A class or pointer type
X
satisfies the requirements of an input iterator for the value type
T
if
X satisfies the Iterator and
EqualityComparable requirements and
the expressions in Table 95 are valid and have
the indicated semantics.

In Table 95, the term
the domain of ==
is used in the ordinary mathematical sense to denote
the set of values over which
== is (required to be) defined.

This set can change over time.

Each algorithm places additional requirements on the domain of
== for the iterator values it uses.

[ Example

: *end example*

]The call find(a,b,x)
is defined only if the value of a
has the property p
defined as follows:
b has property p
and a value i
has property p
if
(*i==x)
or if
(*i!=x
and
++i
has property
p).

— Table 95 — Input iterator requirements (in addition to Iterator)

Expression | Return type | Operational | Assertion/note |

semantics | pre-/post-condition | ||

a != b | contextually convertible to bool | !(a == b) | |

*a | reference, convertible to T | ||

a->m | (*a).m | ||

++r | X& | Postconditions: r is dereferenceable or r is past-the-end; any copies of the previous value of r are no longer required either to be dereferenceable or to be in the domain of ==. | |

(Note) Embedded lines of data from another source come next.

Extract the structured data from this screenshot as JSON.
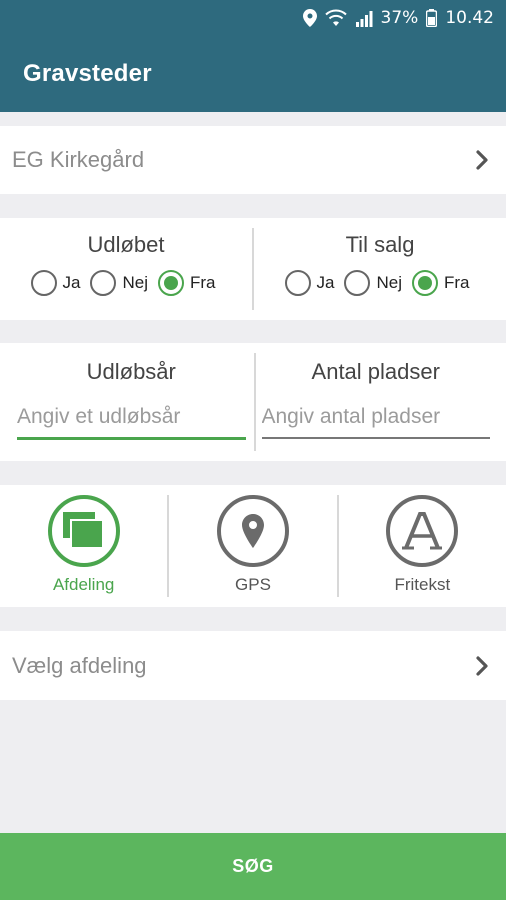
{
  "status_bar": {
    "battery": "37%",
    "time": "10.42",
    "icons": [
      "location-icon",
      "wifi-icon",
      "signal-icon",
      "battery-icon"
    ]
  },
  "app_bar": {
    "title": "Gravsteder"
  },
  "cemetery": {
    "label": "EG Kirkegård",
    "icon": "chevron-right-icon"
  },
  "expired": {
    "title": "Udløbet",
    "options": [
      "Ja",
      "Nej",
      "Fra"
    ],
    "selected": "Fra"
  },
  "for_sale": {
    "title": "Til salg",
    "options": [
      "Ja",
      "Nej",
      "Fra"
    ],
    "selected": "Fra"
  },
  "expiry_year": {
    "title": "Udløbsår",
    "placeholder": "Angiv et udløbsår",
    "value": ""
  },
  "num_places": {
    "title": "Antal pladser",
    "placeholder": "Angiv antal pladser",
    "value": ""
  },
  "search_modes": {
    "selected": "Afdeling",
    "items": [
      {
        "label": "Afdeling",
        "icon": "section-icon"
      },
      {
        "label": "GPS",
        "icon": "map-pin-icon"
      },
      {
        "label": "Fritekst",
        "icon": "text-icon"
      }
    ]
  },
  "section_select": {
    "label": "Vælg afdeling",
    "icon": "chevron-right-icon"
  },
  "search_button": {
    "label": "SØG"
  },
  "colors": {
    "primary": "#2e6a7e",
    "accent": "#4aa54d",
    "button": "#5cb65e",
    "background": "#eeeef1"
  }
}
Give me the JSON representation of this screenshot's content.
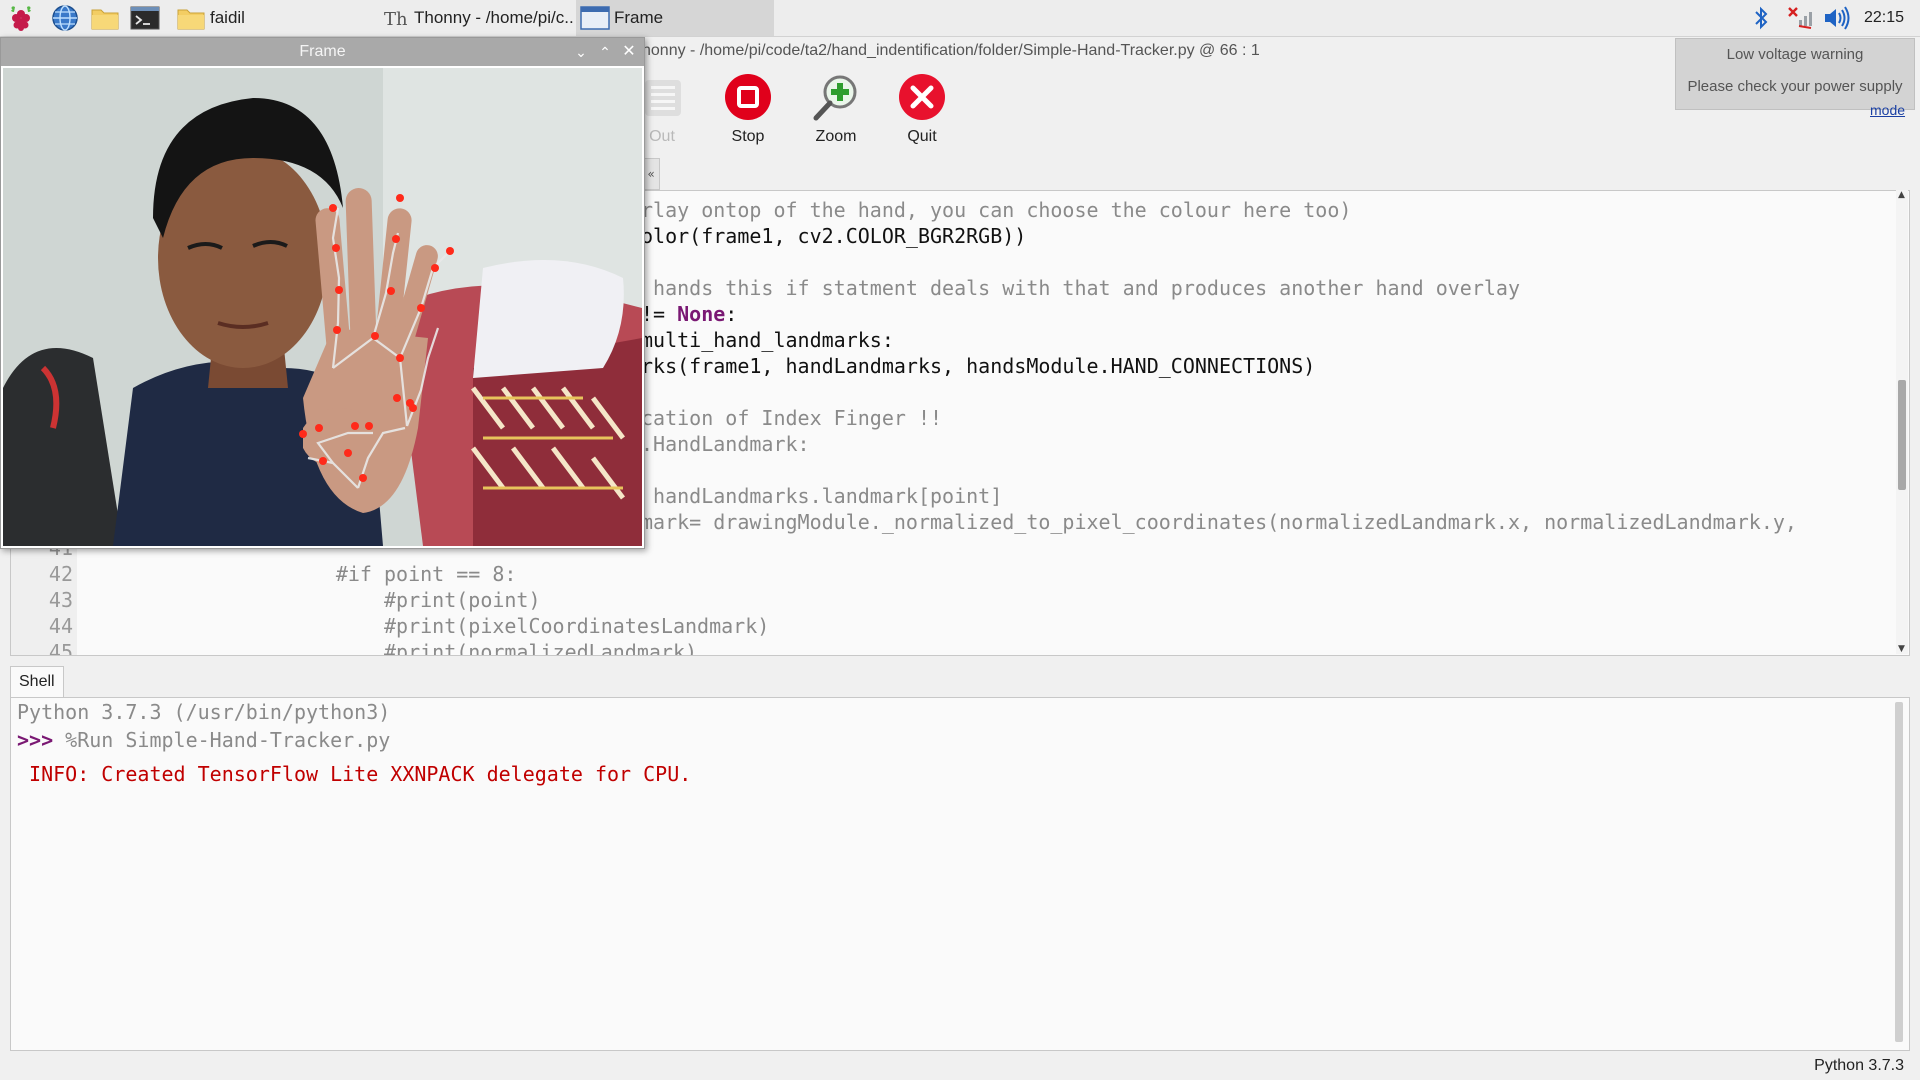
{
  "taskbar": {
    "launchers": [
      "raspberry-menu-icon",
      "web-browser-icon",
      "file-manager-icon",
      "terminal-icon"
    ],
    "windows": [
      {
        "label": "faidil",
        "icon": "folder-icon"
      },
      {
        "label": "Thonny  -  /home/pi/c...",
        "icon": "thonny-icon"
      },
      {
        "label": "Frame",
        "icon": "window-icon"
      }
    ],
    "tray_icons": [
      "bluetooth-icon",
      "network-disconnected-icon",
      "volume-icon"
    ],
    "clock": "22:15"
  },
  "notification": {
    "title": "Low voltage warning",
    "body": "Please check your power supply"
  },
  "thonny": {
    "title": "honny  -  /home/pi/code/ta2/hand_indentification/folder/Simple-Hand-Tracker.py  @  66 : 1",
    "toolbar": {
      "step_out": "Out",
      "stop": "Stop",
      "zoom": "Zoom",
      "quit": "Quit"
    },
    "mode_link": "mode",
    "editor": {
      "lines": [
        {
          "num": "",
          "text": "rlay ontop of the hand, you can choose the colour here too)",
          "style": "comment"
        },
        {
          "num": "",
          "text": "olor(frame1, cv2.COLOR_BGR2RGB))",
          "style": "normal"
        },
        {
          "num": "",
          "text": "",
          "style": "normal"
        },
        {
          "num": "",
          "text": " hands this if statment deals with that and produces another hand overlay",
          "style": "comment"
        },
        {
          "num": "",
          "text": "!= ",
          "kw": "None",
          "after": ":",
          "style": "mixed"
        },
        {
          "num": "",
          "text": "multi_hand_landmarks:",
          "style": "normal"
        },
        {
          "num": "",
          "text": "rks(frame1, handLandmarks, handsModule.HAND_CONNECTIONS)",
          "style": "normal"
        },
        {
          "num": "",
          "text": "",
          "style": "normal"
        },
        {
          "num": "",
          "text": "cation of Index Finger !!",
          "style": "comment"
        },
        {
          "num": "",
          "text": ".HandLandmark:",
          "style": "comment"
        },
        {
          "num": "",
          "text": "",
          "style": "normal"
        },
        {
          "num": "",
          "text": " handLandmarks.landmark[point]",
          "style": "comment"
        },
        {
          "num": "",
          "text": "mark= drawingModule._normalized_to_pixel_coordinates(normalizedLandmark.x, normalizedLandmark.y,",
          "style": "comment"
        },
        {
          "num": "41",
          "text": "",
          "style": "comment"
        },
        {
          "num": "42",
          "text": "                    #if point == 8:",
          "style": "comment"
        },
        {
          "num": "43",
          "text": "                        #print(point)",
          "style": "comment"
        },
        {
          "num": "44",
          "text": "                        #print(pixelCoordinatesLandmark)",
          "style": "comment"
        },
        {
          "num": "45",
          "text": "                        #print(normalizedLandmark)",
          "style": "comment"
        }
      ]
    },
    "shell": {
      "tab": "Shell",
      "version": "Python 3.7.3 (/usr/bin/python3)",
      "prompt": ">>>",
      "command": " %Run Simple-Hand-Tracker.py",
      "info": " INFO: Created TensorFlow Lite XXNPACK delegate for CPU."
    },
    "status": "Python 3.7.3"
  },
  "frame_window": {
    "title": "Frame",
    "controls": [
      "chevron-down-icon",
      "chevron-up-icon",
      "close-icon"
    ]
  },
  "colors": {
    "stop": "#e0001b",
    "quit": "#e8112d",
    "zoom": "#2f9e2f",
    "landmark": "#ff2a1a"
  }
}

(void)r++ | equivalent to (void)++r | ||

*r++ | convertible to T | { T tmp = *r; ++r; return tmp; } |

[ Note

: *end note*

](Equality does not guarantee the substitution property or referential transparency.)

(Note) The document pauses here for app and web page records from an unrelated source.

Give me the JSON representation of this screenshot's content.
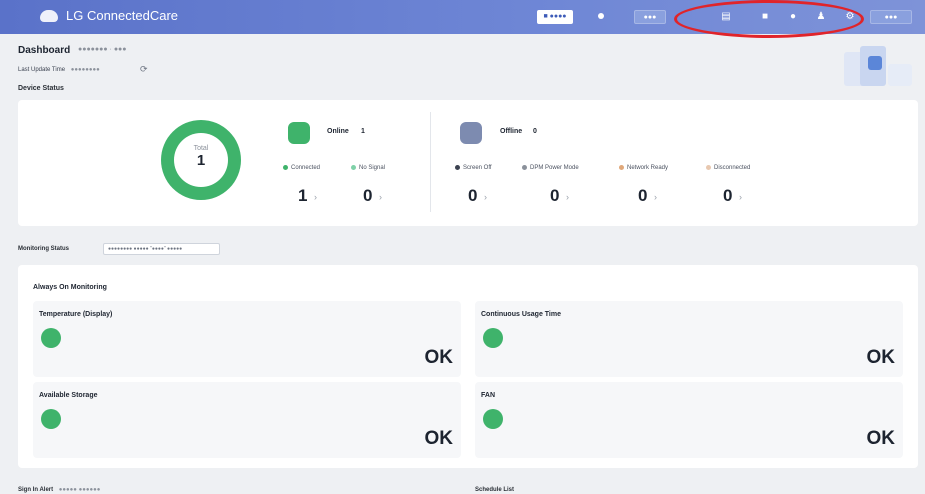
{
  "header": {
    "brand": "LG ConnectedCare",
    "status_pill": "■ ●●●●",
    "button_dim": "●●●",
    "icons": [
      "monitor-icon",
      "folder-icon",
      "bell-icon",
      "user-icon",
      "settings-icon"
    ],
    "right_button": "●●●"
  },
  "page": {
    "title": "Dashboard",
    "breadcrumb": "●●●●●●● · ●●●",
    "last_update_label": "Last Update Time",
    "last_update_value": "●●●●●●●●",
    "device_status_label": "Device Status"
  },
  "device_status": {
    "total_label": "Total",
    "total_value": "1",
    "online": {
      "label": "Online",
      "count": "1"
    },
    "offline": {
      "label": "Offline",
      "count": "0"
    },
    "online_items": [
      {
        "label": "Connected",
        "value": "1",
        "color": "#3fb36b"
      },
      {
        "label": "No Signal",
        "value": "0",
        "color": "#7fd1a8"
      }
    ],
    "offline_items": [
      {
        "label": "Screen Off",
        "value": "0",
        "color": "#3b4250"
      },
      {
        "label": "DPM Power Mode",
        "value": "0",
        "color": "#8b919b"
      },
      {
        "label": "Network Ready",
        "value": "0",
        "color": "#e0a87a"
      },
      {
        "label": "Disconnected",
        "value": "0",
        "color": "#e8c8b0"
      }
    ]
  },
  "monitoring": {
    "section_label": "Monitoring Status",
    "badge_text": "●●●●●●●● ●●●●● \"●●●●\" ●●●●●",
    "card_title": "Always On Monitoring",
    "tiles": [
      {
        "name": "Temperature (Display)",
        "status": "OK"
      },
      {
        "name": "Continuous Usage Time",
        "status": "OK"
      },
      {
        "name": "Available Storage",
        "status": "OK"
      },
      {
        "name": "FAN",
        "status": "OK"
      }
    ]
  },
  "bottom": {
    "left_title": "Sign In Alert",
    "left_sub": "●●●●● ●●●●●●",
    "right_title": "Schedule List"
  },
  "colors": {
    "topbar": "#6f87d6",
    "online_green": "#3fb36b",
    "highlight": "#e0242a"
  }
}
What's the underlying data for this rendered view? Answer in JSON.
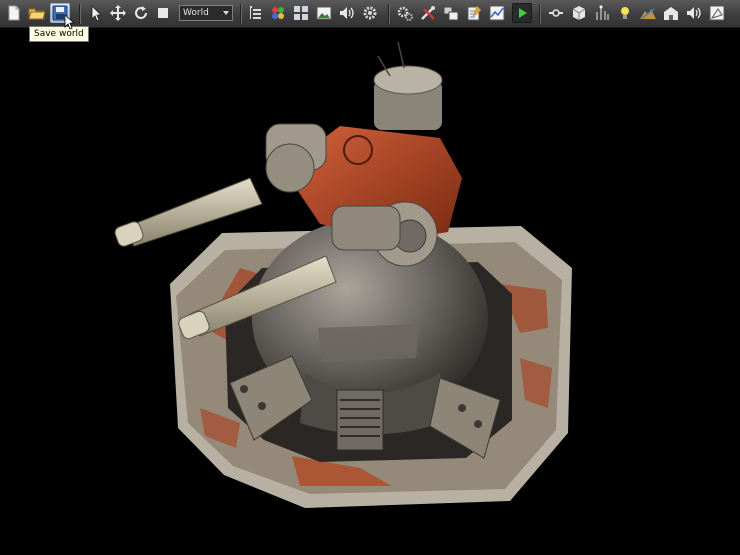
{
  "toolbar": {
    "icons": [
      "new-file-icon",
      "open-folder-icon",
      "save-icon",
      "select-arrow-icon",
      "move-icon",
      "rotate-icon",
      "scale-icon",
      "outliner-icon",
      "palette-icon",
      "grid-icon",
      "picture-icon",
      "sound-icon",
      "gear-icon",
      "gears-icon",
      "tools-icon",
      "windows-icon",
      "notepad-icon",
      "graph-icon",
      "play-icon",
      "link-icon",
      "cube-icon",
      "particles-icon",
      "light-icon",
      "terrain-icon",
      "house-icon",
      "speaker-icon",
      "sketch-icon"
    ],
    "coordinate_space": {
      "selected": "World"
    },
    "tooltip": "Save world"
  },
  "colors": {
    "toolbar": "#3e3e3e",
    "viewport_background": "#000000",
    "tooltip_background": "#ffffe1",
    "rust": "#b5451c",
    "metal": "#8a8680"
  },
  "viewport": {
    "scene_object": "turret-model-icon"
  }
}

Algorithms on input iterators should never attempt to pass through the same iterator twice.

They should be
single pass
algorithms.

These algorithms can be used with istreams as the source of the input data through the
istream_iterator
class template.

—